    • 1
Mar 24, 2014

How many years of experience did you have before moving to your current gig? You are at the analyst position right now? What salary point did they start you off at - if you can share this?


Mar 24, 2014

I had 1-2 years of experience before moving jobs but yes, I moved to the bottom of the ladder but have been promoted since. Several reasons why I decided to do this:

1) Consulting is not an easy job. The hours are long and you are required to master a wide variety of skills in a short amount of time. I have seen too many people hired for a position they did not have the skills for and simply crash and burn. I preferred to take a bit more time to climb the ladder but still be there after a couple of years.

2) You get promoted faster if you have prior experience. While I did start as an analyst, I was able to master some of the skills a lot faster than if I had started with no prior experience at all.

3) It is easier to get hired. No explanation needed for this one I think.

In terms of salary, it is pretty much similar to an IB salary. However, bonus is a lot lower and salary does not grow as fast. Also, while hours are long (regularly finish after 23h00 on projects), they are nothing compared to IB hours AND you rarely have to work on week ends (at least within my firm).

    • 1
Apr 1, 2014

When you mentioned target university in the U.K. Oxbridge comes to mind, did you anyone of them? If yes, what did you study?

"It is our fate to be tormented with large and small dilemmas as we daily wind our way through the risky, fractious world that gave us birth" Edward O. Wilson.

Apr 1, 2014

Hi Nomadchimp,

I may be crucified for saying this but in my opinion, there are four target universities (one of which I attended). These are Cambridge, Oxford, LSE and Imperial. After that, you will have plenty of other very good universities that, while not ranked as highly by recruiters, still give you excellent chances of being hired.

This is only based on my own opinion and you may certainly disagree with me. However, having attended a fair amount of interviews, these four universities were always overrepresented in comparison to the rest of the UK unis.

As for my degree, it was in the vain of history, politics, etc. It was certainly not quantitative and the focus was very much on writing essays.
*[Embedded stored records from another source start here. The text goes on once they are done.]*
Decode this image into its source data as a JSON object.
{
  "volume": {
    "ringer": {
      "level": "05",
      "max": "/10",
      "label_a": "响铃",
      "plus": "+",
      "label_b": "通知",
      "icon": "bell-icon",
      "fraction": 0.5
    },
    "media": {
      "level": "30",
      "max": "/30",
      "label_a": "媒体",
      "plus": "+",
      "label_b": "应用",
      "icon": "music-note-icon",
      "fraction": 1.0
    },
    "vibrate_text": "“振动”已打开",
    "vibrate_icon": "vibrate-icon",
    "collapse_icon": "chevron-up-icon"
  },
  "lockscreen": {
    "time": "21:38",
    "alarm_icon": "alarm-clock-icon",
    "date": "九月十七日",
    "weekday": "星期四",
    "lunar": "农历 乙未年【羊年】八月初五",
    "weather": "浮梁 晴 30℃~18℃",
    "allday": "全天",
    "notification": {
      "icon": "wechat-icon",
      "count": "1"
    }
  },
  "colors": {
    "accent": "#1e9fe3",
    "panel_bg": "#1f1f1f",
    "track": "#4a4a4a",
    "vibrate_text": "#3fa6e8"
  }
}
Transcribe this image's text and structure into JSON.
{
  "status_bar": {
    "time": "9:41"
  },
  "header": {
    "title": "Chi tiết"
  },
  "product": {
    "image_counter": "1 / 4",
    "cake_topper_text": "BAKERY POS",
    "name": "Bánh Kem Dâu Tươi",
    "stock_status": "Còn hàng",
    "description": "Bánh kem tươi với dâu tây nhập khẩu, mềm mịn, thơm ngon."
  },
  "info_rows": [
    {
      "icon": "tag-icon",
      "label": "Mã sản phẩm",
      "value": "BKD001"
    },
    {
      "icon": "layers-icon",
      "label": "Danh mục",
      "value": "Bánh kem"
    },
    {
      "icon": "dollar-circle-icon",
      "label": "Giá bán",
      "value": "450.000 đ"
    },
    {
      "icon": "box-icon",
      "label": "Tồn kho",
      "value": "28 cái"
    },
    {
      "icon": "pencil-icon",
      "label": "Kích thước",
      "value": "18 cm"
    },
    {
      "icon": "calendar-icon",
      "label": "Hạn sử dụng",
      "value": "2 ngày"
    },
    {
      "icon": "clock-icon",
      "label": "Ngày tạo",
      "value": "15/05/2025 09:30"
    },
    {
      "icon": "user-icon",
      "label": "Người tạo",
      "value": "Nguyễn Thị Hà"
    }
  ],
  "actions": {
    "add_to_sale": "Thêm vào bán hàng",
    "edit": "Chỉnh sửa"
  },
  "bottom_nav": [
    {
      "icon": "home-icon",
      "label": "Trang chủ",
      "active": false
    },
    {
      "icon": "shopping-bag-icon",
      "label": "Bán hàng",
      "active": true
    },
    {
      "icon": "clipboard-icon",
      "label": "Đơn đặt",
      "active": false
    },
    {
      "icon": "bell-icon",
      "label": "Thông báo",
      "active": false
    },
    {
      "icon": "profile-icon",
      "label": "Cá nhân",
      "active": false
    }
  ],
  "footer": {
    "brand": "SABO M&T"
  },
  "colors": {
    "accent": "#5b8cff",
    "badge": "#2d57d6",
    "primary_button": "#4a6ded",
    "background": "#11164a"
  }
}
    • 1
Apr 1, 2014

Hi, i am quite interested about your work in AM. Can you please talk about how a day is like working in your AM?

Apr 1, 2014
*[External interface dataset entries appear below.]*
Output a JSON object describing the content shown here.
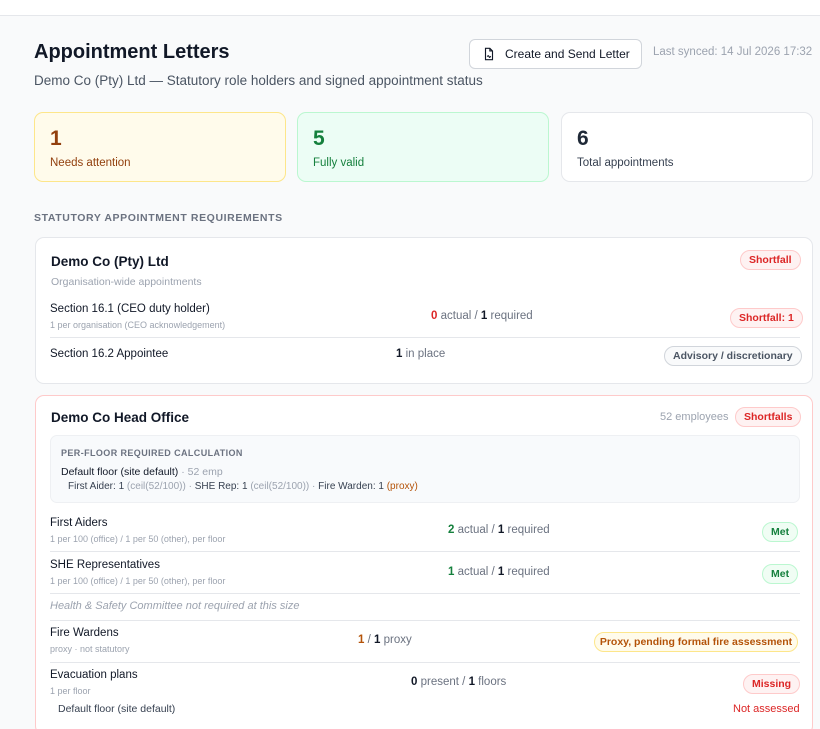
{
  "header": {
    "title": "Appointment Letters",
    "subtitle": "Demo Co (Pty) Ltd — Statutory role holders and signed appointment status",
    "button_label": "Create and Send Letter",
    "last_synced": "Last synced: 14 Jul 2026 17:32"
  },
  "stats": [
    {
      "value": "1",
      "label": "Needs attention"
    },
    {
      "value": "5",
      "label": "Fully valid"
    },
    {
      "value": "6",
      "label": "Total appointments"
    }
  ],
  "section_heading": "STATUTORY APPOINTMENT REQUIREMENTS",
  "org_card": {
    "title": "Demo Co (Pty) Ltd",
    "subtitle": "Organisation-wide appointments",
    "badge": "Shortfall",
    "rows": [
      {
        "name": "Section 16.1 (CEO duty holder)",
        "sub": "1 per organisation (CEO acknowledgement)",
        "actual": "0",
        "actual_word": "actual /",
        "required": "1",
        "required_word": "required",
        "badge": "Shortfall: 1"
      },
      {
        "name": "Section 16.2 Appointee",
        "count": "1",
        "count_word": "in place",
        "badge": "Advisory / discretionary"
      }
    ]
  },
  "site_card": {
    "title": "Demo Co Head Office",
    "employees": "52 employees",
    "badge": "Shortfalls",
    "calc": {
      "heading": "PER-FLOOR REQUIRED CALCULATION",
      "floor": "Default floor (site default)",
      "floor_emp": "· 52 emp",
      "fa_label": "First Aider:",
      "fa_val": "1",
      "fa_calc": "(ceil(52/100))",
      "sep1": "·",
      "she_label": "SHE Rep:",
      "she_val": "1",
      "she_calc": "(ceil(52/100))",
      "sep2": "·",
      "fw_label": "Fire Warden:",
      "fw_val": "1",
      "fw_proxy": "(proxy)"
    },
    "rows": [
      {
        "name": "First Aiders",
        "sub": "1 per 100 (office) / 1 per 50 (other), per floor",
        "actual": "2",
        "actual_word": "actual /",
        "required": "1",
        "required_word": "required",
        "badge": "Met"
      },
      {
        "name": "SHE Representatives",
        "sub": "1 per 100 (office) / 1 per 50 (other), per floor",
        "actual": "1",
        "actual_word": "actual /",
        "required": "1",
        "required_word": "required",
        "badge": "Met"
      }
    ],
    "note": "Health & Safety Committee not required at this size",
    "fire": {
      "name": "Fire Wardens",
      "sub": "proxy · not statutory",
      "actual": "1",
      "sep": "/",
      "required": "1",
      "word": "proxy",
      "badge": "Proxy, pending formal fire assessment"
    },
    "evac": {
      "name": "Evacuation plans",
      "sub": "1 per floor",
      "present": "0",
      "present_word": "present /",
      "floors": "1",
      "floors_word": "floors",
      "badge": "Missing",
      "floor_label": "Default floor (site default)",
      "floor_status": "Not assessed"
    }
  }
}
Hi Allenn,

I did not have the greatest of experiences in WM/PB but would be happy to talk more about it.

Just to give you a bit of background, I worked in the Investment Management (advisory) arm. While there was no typical day, there were indeed some tasks which came up on a daily basis.
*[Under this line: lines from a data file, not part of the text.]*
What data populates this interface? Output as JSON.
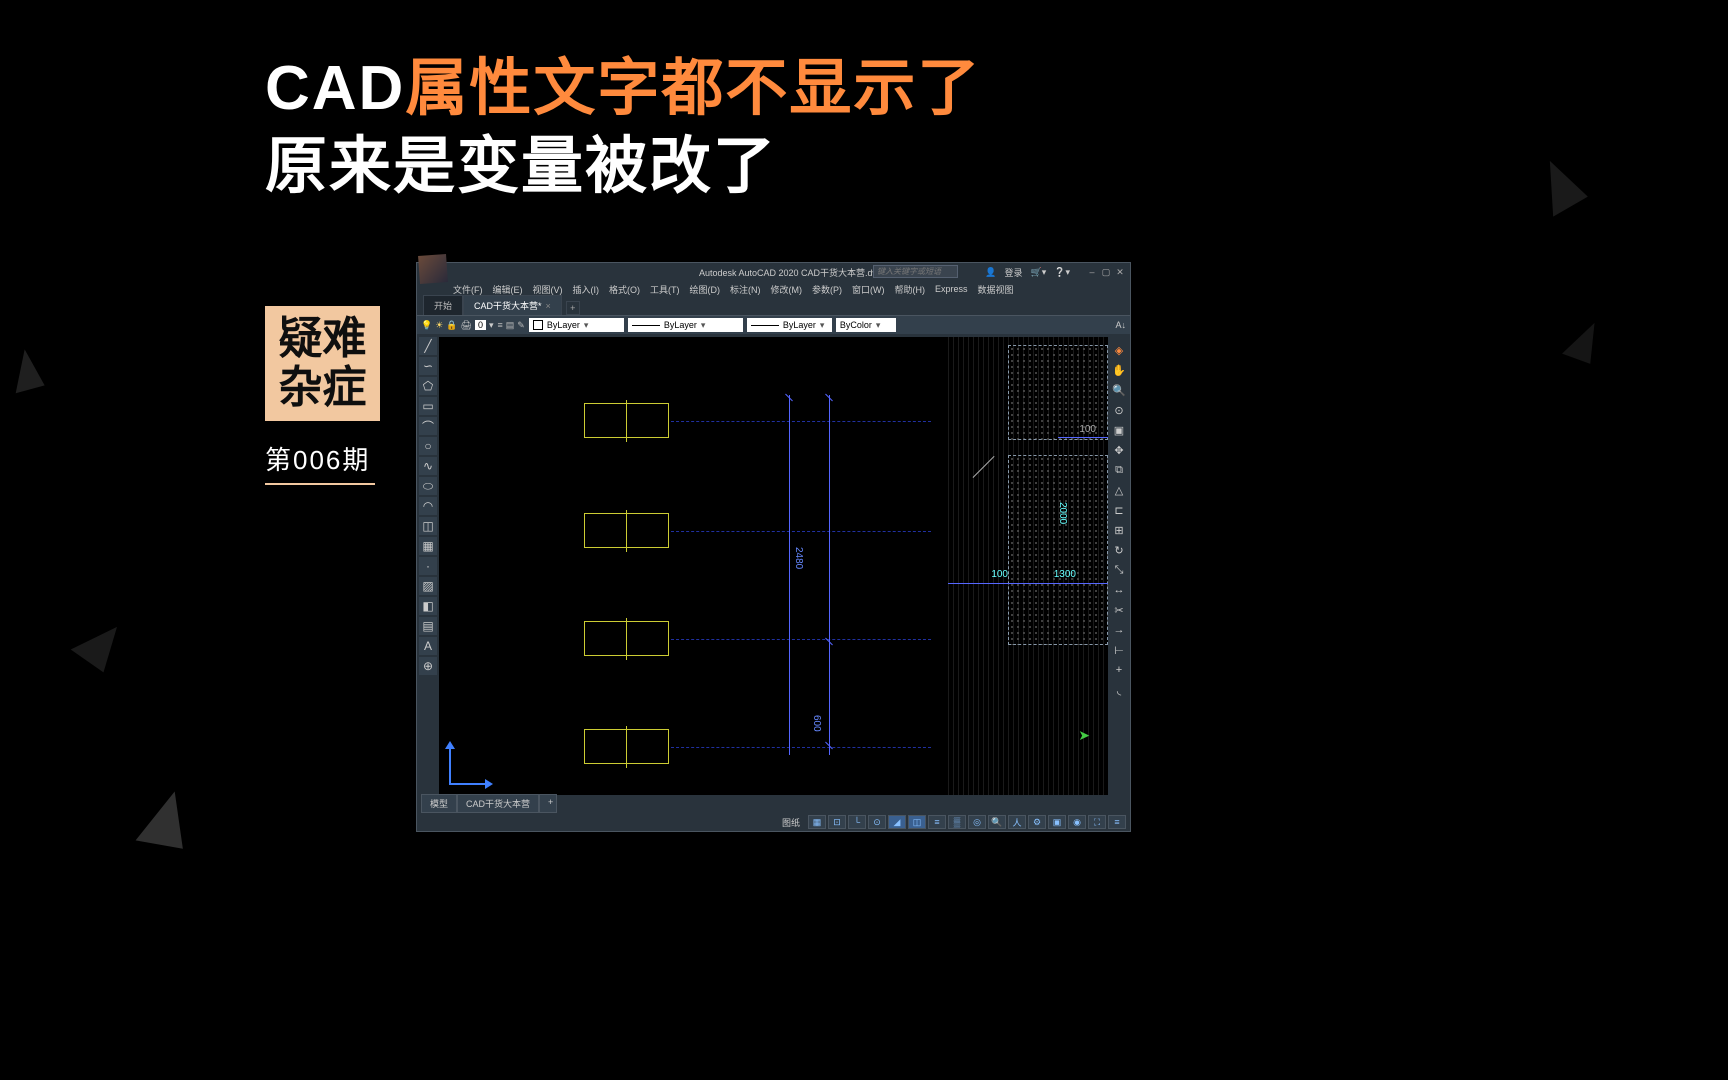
{
  "headline": {
    "part1": "CAD",
    "part2": "属性文字都不显示了",
    "line2": "原来是变量被改了"
  },
  "badge_line1": "疑难",
  "badge_line2": "杂症",
  "issue_no": "第006期",
  "cad": {
    "title": "Autodesk AutoCAD 2020    CAD干货大本营.dwg",
    "search_ph": "键入关键字或短语",
    "login": "登录",
    "menu": [
      "文件(F)",
      "编辑(E)",
      "视图(V)",
      "插入(I)",
      "格式(O)",
      "工具(T)",
      "绘图(D)",
      "标注(N)",
      "修改(M)",
      "参数(P)",
      "窗口(W)",
      "帮助(H)",
      "Express",
      "数据视图"
    ],
    "tab_start": "开始",
    "tab_doc": "CAD干货大本营*",
    "layer_num": "0",
    "layer_drop": "ByLayer",
    "linetype": "ByLayer",
    "lineweight": "ByLayer",
    "color": "ByColor",
    "bottom_tab_model": "模型",
    "bottom_tab_layout": "CAD干货大本营",
    "status_label": "图纸",
    "dims": {
      "d1": "2480",
      "d2": "600",
      "d3": "100",
      "d4": "2000",
      "d5": "1300",
      "d6": "100"
    }
  }
}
- Analyze the client's portfolio and point out any gaps/red flags. These could be a need to rebalance the portfolio, exposure to a stock which we recently downgraded, etc.
- Calculate the portfolio's performance (yes, calculate, IT was that bad)
- Research a particular market, company, country, etc for a relationship manager
- Create investment proposals for the relationship manager to show to the client

Pretty standard stuff all in all. In terms of hours, I was in the office generally around 7h00-7h30 to study for my CFA, officially started working at 8h30, left around 18h00-20h00 depending on the day, studied CFA for two more hours and then went home.

I don't know if this helps, let me know if you want a breakdown hour by hour and I'll write it down if I find some time this week.

Apr 2, 2014